New Study Shows South Carolina Gains on Test Scores but Mixed Results on Achievement Gaps

October 4, 2009

CHARLESTON, SC – October 4, 3009 –  A new national research reports shows that student achievement in South Carolina has improved in recent years, but results on achievement gaps remain mixed.

The 50-state study by the independent Center on Education Policy looked at elementary-grade PACT scores from 2002 to 2008 and at High School Assessment Program scores from 2004 to 2008.  CEP found that student scores had improved at all achievement levels, but that achievement gaps for minority and low-income students had narrowed only in high schools.  Gaps remained mixed in middle schools and widened in elementary schools.

The CEP report is the second study this year to show mixed results for South Carolina schools in addressing achievement gaps.  A U.S. Department of Education report in July looked at scores on the federally mandated National Assessment of Educational Progress and found that mathematics and reading test scores had improved for both minority and nonminority students.  Scoring gaps between the two groups had narrowed in math but not in reading.

Both studies said that achievement gaps remain a significant issue for all states.

“The good news for South Carolina is that both reports show higher student achievement,” said State Superintendent of Education Jim Rex.  “But when scores for both groups are improving, scores for minority students have to improve at an even faster rate in order to narrow these gaps.” 

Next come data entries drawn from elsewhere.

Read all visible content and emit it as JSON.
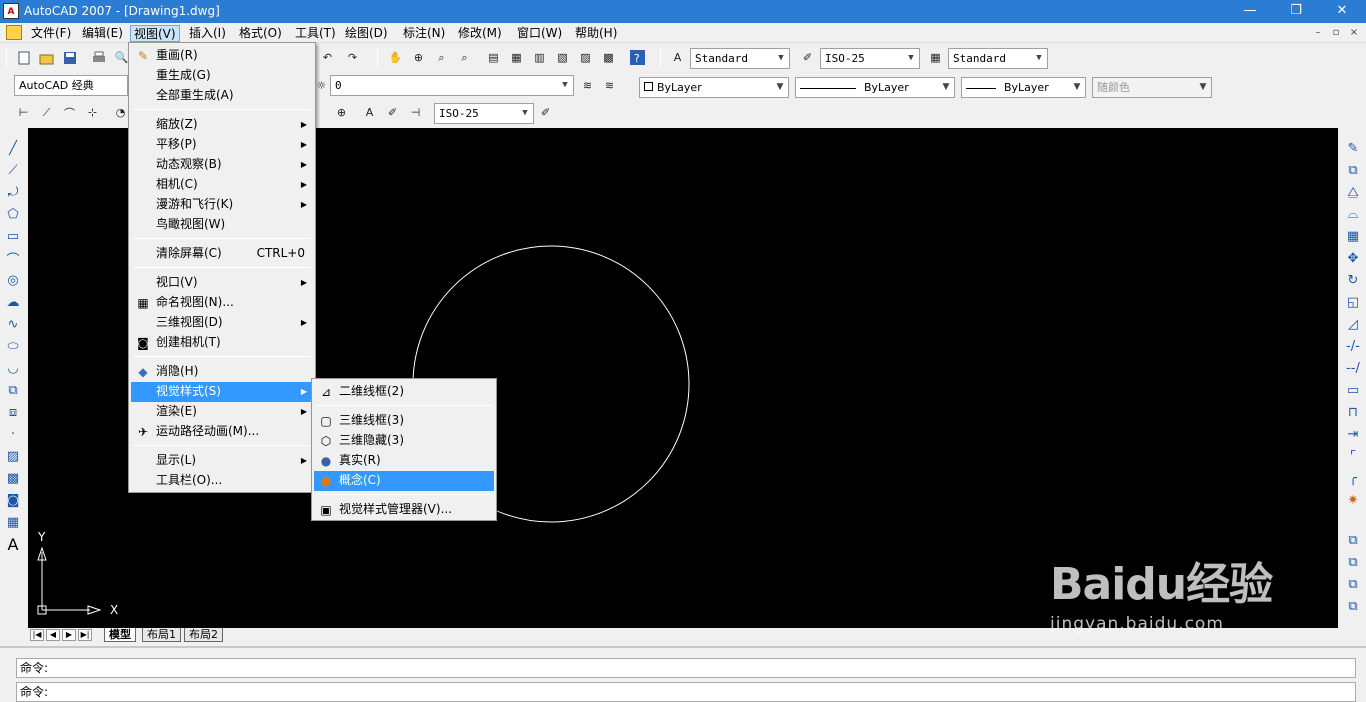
{
  "window": {
    "title": "AutoCAD 2007 - [Drawing1.dwg]",
    "app_icon": "acad",
    "minimize": "—",
    "restore": "❐",
    "close": "✕"
  },
  "menubar": {
    "items": [
      {
        "label": "文件(F)"
      },
      {
        "label": "编辑(E)"
      },
      {
        "label": "视图(V)"
      },
      {
        "label": "插入(I)"
      },
      {
        "label": "格式(O)"
      },
      {
        "label": "工具(T)"
      },
      {
        "label": "绘图(D)"
      },
      {
        "label": "标注(N)"
      },
      {
        "label": "修改(M)"
      },
      {
        "label": "窗口(W)"
      },
      {
        "label": "帮助(H)"
      }
    ],
    "active_index": 2,
    "mdi_min": "–",
    "mdi_restore": "▫",
    "mdi_close": "×"
  },
  "toolbar_styles": {
    "text_style": "Standard",
    "dim_style": "ISO-25",
    "table_style": "Standard"
  },
  "toolbar_layers": {
    "workspace": "AutoCAD 经典",
    "layer": "0",
    "color": "ByLayer",
    "linetype": "ByLayer",
    "lineweight": "ByLayer",
    "plotstyle": "随颜色"
  },
  "toolbar_dim": {
    "dim_style": "ISO-25"
  },
  "view_menu": {
    "items": [
      {
        "label": "重画(R)",
        "type": "item",
        "icon": "pencil-icon",
        "glyph": "✎"
      },
      {
        "label": "重生成(G)",
        "type": "item"
      },
      {
        "label": "全部重生成(A)",
        "type": "item"
      },
      {
        "type": "sep"
      },
      {
        "label": "缩放(Z)",
        "type": "sub"
      },
      {
        "label": "平移(P)",
        "type": "sub"
      },
      {
        "label": "动态观察(B)",
        "type": "sub"
      },
      {
        "label": "相机(C)",
        "type": "sub"
      },
      {
        "label": "漫游和飞行(K)",
        "type": "sub"
      },
      {
        "label": "鸟瞰视图(W)",
        "type": "item"
      },
      {
        "type": "sep"
      },
      {
        "label": "清除屏幕(C)",
        "type": "item",
        "shortcut": "CTRL+0"
      },
      {
        "type": "sep"
      },
      {
        "label": "视口(V)",
        "type": "sub"
      },
      {
        "label": "命名视图(N)...",
        "type": "item",
        "icon": "named-view-icon",
        "glyph": "▦"
      },
      {
        "label": "三维视图(D)",
        "type": "sub"
      },
      {
        "label": "创建相机(T)",
        "type": "item",
        "icon": "camera-icon",
        "glyph": "◙"
      },
      {
        "type": "sep"
      },
      {
        "label": "消隐(H)",
        "type": "item",
        "icon": "hide-icon",
        "glyph": "◆"
      },
      {
        "label": "视觉样式(S)",
        "type": "sub",
        "highlighted": true
      },
      {
        "label": "渲染(E)",
        "type": "sub"
      },
      {
        "label": "运动路径动画(M)...",
        "type": "item",
        "icon": "motion-path-icon",
        "glyph": "✈"
      },
      {
        "type": "sep"
      },
      {
        "label": "显示(L)",
        "type": "sub"
      },
      {
        "label": "工具栏(O)...",
        "type": "item"
      }
    ]
  },
  "visual_styles_menu": {
    "items": [
      {
        "label": "二维线框(2)",
        "type": "item",
        "icon": "2d-wireframe-icon",
        "glyph": "⊿"
      },
      {
        "type": "sep"
      },
      {
        "label": "三维线框(3)",
        "type": "item",
        "icon": "3d-wireframe-icon",
        "glyph": "▢"
      },
      {
        "label": "三维隐藏(3)",
        "type": "item",
        "icon": "3d-hidden-icon",
        "glyph": "⬡"
      },
      {
        "label": "真实(R)",
        "type": "item",
        "icon": "realistic-icon",
        "glyph": "●"
      },
      {
        "label": "概念(C)",
        "type": "item",
        "icon": "conceptual-icon",
        "glyph": "●",
        "highlighted": true
      },
      {
        "type": "sep"
      },
      {
        "label": "视觉样式管理器(V)...",
        "type": "item",
        "icon": "visual-style-manager-icon",
        "glyph": "▣"
      }
    ]
  },
  "layout_tabs": {
    "tabs": [
      "模型",
      "布局1",
      "布局2"
    ],
    "active": 0
  },
  "ucs": {
    "x_label": "X",
    "y_label": "Y"
  },
  "command": {
    "line1": "命令:",
    "line2": "命令:"
  },
  "watermark": {
    "brand": "Baidu经验",
    "url": "jingyan.baidu.com"
  },
  "colors": {
    "titlebar": "#2b7cd3",
    "highlight": "#3399ff",
    "canvas": "#000000"
  }
}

Rex said the South Carolina Department of Education’s Palmetto Priority Schools program, an intensive effort to assist more than 40 low-achieving schools that serve high-poverty communities (average poverty levels of about 95 percent), holds promise as a way to focus resources on narrowing achievement gaps.